8 oz (250g) red lentils, cooked and drained
2 oz (50g) dried apricots, soaked for 15 mins, then drained
1 large onion, finely chopped
1 - 2 oz butter (40g)
4 shelled walnuts, chopped
2 tblsp. chopped parsley or coriander
salt and pepper
Fry the apricots in the butter until they soften, season to taste. Add the apricots and the walnuts to the cooked lentils and heat through for about 10 minutes, making sure the lentils do not dry out. Serve sprinkled with the fresh herbs.
Tip: Using the no-soak apricots, still soak for a few minutes in hot water to plump them up further then chop in half.

Sauteed Lentils: to serve four
12 oz (350g) Puy lentils
approx 1 litre (or 1 1/2 pints) boiling salted water
2 oz (50g) butter
4 tblsp chopped parsley
juice of one lemon
4 hardboiled eggs, sliced
8 rashers streaky bacon, crisply grilled
Boil the lentils in the salted water for about 1 hour or until tender. Drain. Melt the butter in a frying pan, add the lentils and cook until they begin to colour. Add the parsley, lemon juice and season with black pepper. Cook until the lentils are browning. Serve garnished with the croutons, egg and bacon.
Tip: Instead of the Puy lentils, use green lentils (which will need soaking for a few hours before cooking).

'Choose your Stock' Lentil Soup: serves 4-6
This can be made using either vegetable stock, chicken stock, beef stock, or the stock from boiling a gammon.
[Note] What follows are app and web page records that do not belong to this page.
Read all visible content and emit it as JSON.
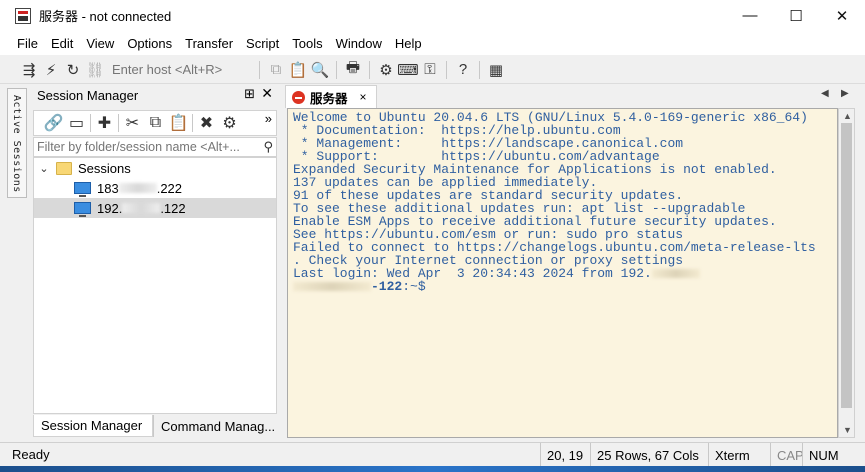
{
  "window": {
    "title": "服务器 - not connected",
    "controls": {
      "minimize": "—",
      "maximize": "☐",
      "close": "✕"
    }
  },
  "menu": [
    "File",
    "Edit",
    "View",
    "Options",
    "Transfer",
    "Script",
    "Tools",
    "Window",
    "Help"
  ],
  "toolbar": {
    "host_placeholder": "Enter host <Alt+R>",
    "icons": [
      "connect-bar-icon",
      "quick-connect-icon",
      "reconnect-icon",
      "disconnect-icon",
      "copy-icon",
      "paste-icon",
      "find-icon",
      "print-icon",
      "settings-icon",
      "keymap-icon",
      "key-icon",
      "help-icon",
      "sftp-icon"
    ]
  },
  "side_tab": {
    "label": "Active Sessions"
  },
  "session_manager": {
    "title": "Session Manager",
    "pin": "⊞",
    "close": "✕",
    "more": "»",
    "filter_placeholder": "Filter by folder/session name <Alt+...",
    "tree": {
      "folder": "Sessions",
      "items": [
        {
          "prefix": "183",
          "suffix": ".222",
          "selected": false
        },
        {
          "prefix": "192.",
          "suffix": ".122",
          "selected": true
        }
      ]
    },
    "tabs": [
      "Session Manager",
      "Command Manag..."
    ]
  },
  "terminal": {
    "tab_label": "服务器",
    "tab_close": "×",
    "lines": [
      "Welcome to Ubuntu 20.04.6 LTS (GNU/Linux 5.4.0-169-generic x86_64)",
      "",
      " * Documentation:  https://help.ubuntu.com",
      " * Management:     https://landscape.canonical.com",
      " * Support:        https://ubuntu.com/advantage",
      "",
      "Expanded Security Maintenance for Applications is not enabled.",
      "",
      "137 updates can be applied immediately.",
      "91 of these updates are standard security updates.",
      "To see these additional updates run: apt list --upgradable",
      "",
      "Enable ESM Apps to receive additional future security updates.",
      "See https://ubuntu.com/esm or run: sudo pro status",
      "",
      "Failed to connect to https://changelogs.ubuntu.com/meta-release-lts",
      ". Check your Internet connection or proxy settings",
      "",
      "Last login: Wed Apr  3 20:34:43 2024 from 192."
    ],
    "prompt_suffix": "-122",
    "prompt_tail": ":~$"
  },
  "status": {
    "ready": "Ready",
    "position": "20,  19",
    "size": "25 Rows, 67 Cols",
    "term": "Xterm",
    "cap": "CAP",
    "num": "NUM"
  }
}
It is possible to buy ham stock cubes. If using the latter, enrich the flavour by adding 1 tlevel sp. brown sugar, 1 tsp. vinegar to the water and flavour with a bay leaf. Remove the bay leaf before continuing with the recipe.
1 large onion, finely chopped
8 oz (210g) carrots, grated
4 oz (100g) red lentils
2 - 3 pints stock (see above)
Put everything into a saucepan, cover and simmer for about half an hour until the vegetables and lentils are cooked and softened. Cool slightly then blitz in a blender or food processor until smooth. Season to taste with freshly ground black pepper, then reheat and serve with a sprinkle of chopped parsley.
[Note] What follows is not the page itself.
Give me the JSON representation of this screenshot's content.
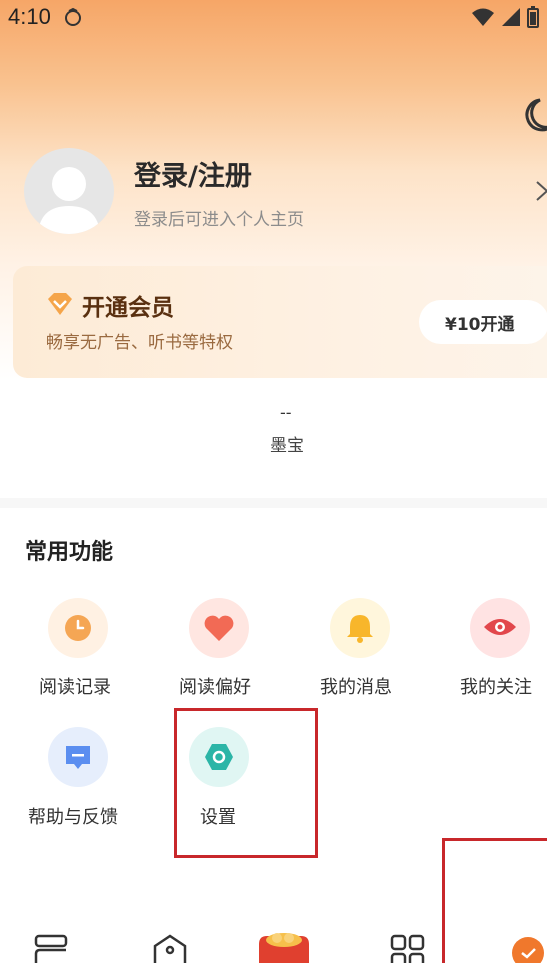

Curried Lentil and Tomato Soup: to serve four
1 tblsp. olive oil
1 small onion, finely chopped
1 tsp. mild curry paste
9 oz (250g) red lentils
1 1/2 pints ( just under a litre) of vegetable stock*
half to one tin of chopped tomatoes
fresh coriander leaves
salt and pepper
Put the oil in a saucepan and gently fry the onion for a few minutes until transparent. Stir in the curry paste and cook for a further couple of minutes. Add lentils and stock, bring to the boil, cover and simmer until the lentils are tender (roughly 20 - 30 minutes). Add the tomatoes and continue cooking for a further 10 minutes. Cool slightly, season to taste then blitz in a blender/processor. Add the coriander leaves when blitzing or leave to use as garnish.
*A good vegetable stock requires using good fresh vegetables: whole sticks of celery, a whole head of lettuce, several carrots, onions and leeks, and a handful of mixed fresh herbs. Personally, because I can find better used for whole fresh vegetables, I always use Marigold Bouillon granules which make an excellent vegetable stock (Delia Smith agrees with me - in truth that should read the other way round, but the only way I'm ever going to get noticed is if I name-drop), however canny cooks can make a good veggie stock using the parts of vegetables we might normally throw away. It's your choice, your money.

Cooked red lentils have a consistency very similar to mashed potato. Worth blending the two together to use as a base for rissoles, as a topping for Cottage Pie, for making something similar to Hash Browns.